* WHAT THE EXERCISE ASKS *
Go through the listing below and show each line that has the word "Packet".

* RECORDS FOR THE TASK *

────────

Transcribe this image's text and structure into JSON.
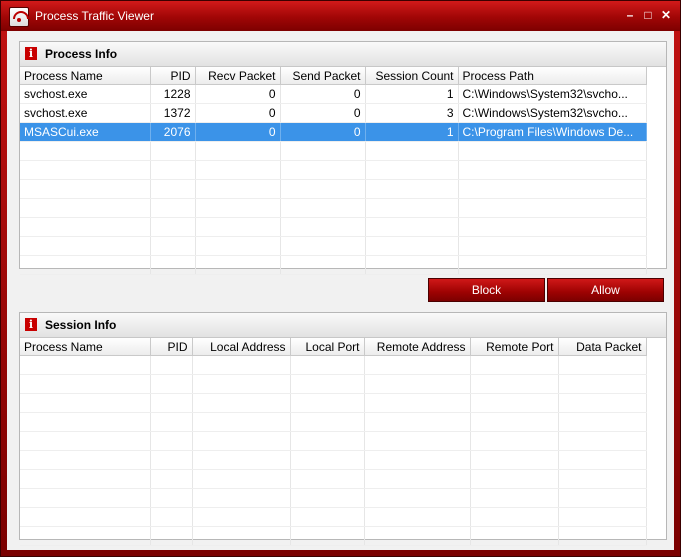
{
  "window": {
    "title": "Process Traffic Viewer"
  },
  "titlebar_buttons": {
    "minimize": "–",
    "maximize": "□",
    "close": "✕"
  },
  "process_info": {
    "title": "Process Info",
    "columns": [
      "Process Name",
      "PID",
      "Recv Packet",
      "Send Packet",
      "Session Count",
      "Process Path"
    ],
    "rows": [
      {
        "name": "svchost.exe",
        "pid": "1228",
        "recv": "0",
        "send": "0",
        "sessions": "1",
        "path": "C:\\Windows\\System32\\svcho..."
      },
      {
        "name": "svchost.exe",
        "pid": "1372",
        "recv": "0",
        "send": "0",
        "sessions": "3",
        "path": "C:\\Windows\\System32\\svcho..."
      },
      {
        "name": "MSASCui.exe",
        "pid": "2076",
        "recv": "0",
        "send": "0",
        "sessions": "1",
        "path": "C:\\Program Files\\Windows De..."
      }
    ]
  },
  "actions": {
    "block": "Block",
    "allow": "Allow"
  },
  "session_info": {
    "title": "Session Info",
    "columns": [
      "Process Name",
      "PID",
      "Local Address",
      "Local Port",
      "Remote Address",
      "Remote Port",
      "Data Packet"
    ]
  },
  "colors": {
    "accent": "#c31212",
    "selection": "#3b93e8"
  }
}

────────

* ANSWER SPACE *
      "Recv Packet",
      "Send Packet",
      "Data Packet"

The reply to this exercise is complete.